ASSIGNMENT → Below are records; output exactly the lines from the one with "What's the underlying" through their final line.

Interface dataset entries:

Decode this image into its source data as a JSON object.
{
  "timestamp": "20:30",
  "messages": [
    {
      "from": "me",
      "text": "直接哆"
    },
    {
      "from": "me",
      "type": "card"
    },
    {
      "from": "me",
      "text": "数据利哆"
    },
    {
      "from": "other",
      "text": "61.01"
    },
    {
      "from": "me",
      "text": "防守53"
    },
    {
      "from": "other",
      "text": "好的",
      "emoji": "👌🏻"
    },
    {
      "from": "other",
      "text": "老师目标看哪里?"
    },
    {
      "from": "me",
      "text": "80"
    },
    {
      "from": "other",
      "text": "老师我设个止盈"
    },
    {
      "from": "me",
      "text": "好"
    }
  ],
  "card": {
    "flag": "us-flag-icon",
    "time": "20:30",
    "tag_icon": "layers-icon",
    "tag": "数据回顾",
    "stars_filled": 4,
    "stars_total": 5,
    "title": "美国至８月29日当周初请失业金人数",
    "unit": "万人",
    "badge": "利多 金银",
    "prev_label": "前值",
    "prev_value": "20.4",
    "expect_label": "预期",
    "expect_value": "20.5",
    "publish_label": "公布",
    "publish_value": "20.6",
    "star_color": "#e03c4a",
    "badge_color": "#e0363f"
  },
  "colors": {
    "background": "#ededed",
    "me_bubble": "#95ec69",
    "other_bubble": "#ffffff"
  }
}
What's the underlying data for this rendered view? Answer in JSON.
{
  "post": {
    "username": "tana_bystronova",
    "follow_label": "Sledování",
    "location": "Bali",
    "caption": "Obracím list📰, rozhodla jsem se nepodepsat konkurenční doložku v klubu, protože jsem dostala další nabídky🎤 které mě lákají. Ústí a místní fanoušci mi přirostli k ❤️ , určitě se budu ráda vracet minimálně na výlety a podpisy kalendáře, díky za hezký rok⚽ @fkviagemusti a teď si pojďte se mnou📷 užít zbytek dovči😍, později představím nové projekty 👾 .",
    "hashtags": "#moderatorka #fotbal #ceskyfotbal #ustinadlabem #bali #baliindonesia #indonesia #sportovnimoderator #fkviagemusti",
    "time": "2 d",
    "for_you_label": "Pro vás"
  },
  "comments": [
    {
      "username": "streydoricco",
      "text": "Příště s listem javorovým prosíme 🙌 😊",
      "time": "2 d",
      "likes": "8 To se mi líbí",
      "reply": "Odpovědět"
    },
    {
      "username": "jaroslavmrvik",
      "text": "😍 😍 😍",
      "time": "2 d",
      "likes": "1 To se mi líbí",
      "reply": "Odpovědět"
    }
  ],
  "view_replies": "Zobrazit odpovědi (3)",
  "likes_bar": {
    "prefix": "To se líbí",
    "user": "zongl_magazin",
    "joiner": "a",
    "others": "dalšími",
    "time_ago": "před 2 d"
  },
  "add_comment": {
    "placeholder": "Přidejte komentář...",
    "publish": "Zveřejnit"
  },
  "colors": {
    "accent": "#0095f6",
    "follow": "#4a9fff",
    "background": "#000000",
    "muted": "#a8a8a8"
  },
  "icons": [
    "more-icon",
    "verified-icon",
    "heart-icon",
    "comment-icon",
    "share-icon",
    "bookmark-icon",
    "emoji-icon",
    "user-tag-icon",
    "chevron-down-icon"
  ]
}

TASK RESULT →
What's the underlying data for this rendered view? Answer in JSON.
{
  "post": {
    "username": "tana_bystronova",
    "follow_label": "Sledování",
    "location": "Bali",
    "caption": "Obracím list📰, rozhodla jsem se nepodepsat konkurenční doložku v klubu, protože jsem dostala další nabídky🎤 které mě lákají. Ústí a místní fanoušci mi přirostli k ❤️ , určitě se budu ráda vracet minimálně na výlety a podpisy kalendáře, díky za hezký rok⚽ @fkviagemusti a teď si pojďte se mnou📷 užít zbytek dovči😍, později představím nové projekty 👾 .",
    "hashtags": "#moderatorka #fotbal #ceskyfotbal #ustinadlabem #bali #baliindonesia #indonesia #sportovnimoderator #fkviagemusti",
    "time": "2 d",
    "for_you_label": "Pro vás"
  },
  "comments": [
    {
      "username": "streydoricco",
      "text": "Příště s listem javorovým prosíme 🙌 😊",
      "time": "2 d",
      "likes": "8 To se mi líbí",
      "reply": "Odpovědět"
    },
    {
      "username": "jaroslavmrvik",
      "text": "😍 😍 😍",
      "time": "2 d",
      "likes": "1 To se mi líbí",
      "reply": "Odpovědět"
    }
  ],
  "view_replies": "Zobrazit odpovědi (3)",
  "likes_bar": {
    "prefix": "To se líbí",
    "user": "zongl_magazin",
    "joiner": "a",
    "others": "dalšími",
    "time_ago": "před 2 d"
  },
  "add_comment": {
    "placeholder": "Přidejte komentář...",
    "publish": "Zveřejnit"
  },
  "colors": {
    "accent": "#0095f6",
    "follow": "#4a9fff",
    "background": "#000000",
    "muted": "#a8a8a8"
  },
  "icons": [
    "more-icon",
    "verified-icon",
    "heart-icon",
    "comment-icon",
    "share-icon",
    "bookmark-icon",
    "emoji-icon",
    "user-tag-icon",
    "chevron-down-icon"
  ]
}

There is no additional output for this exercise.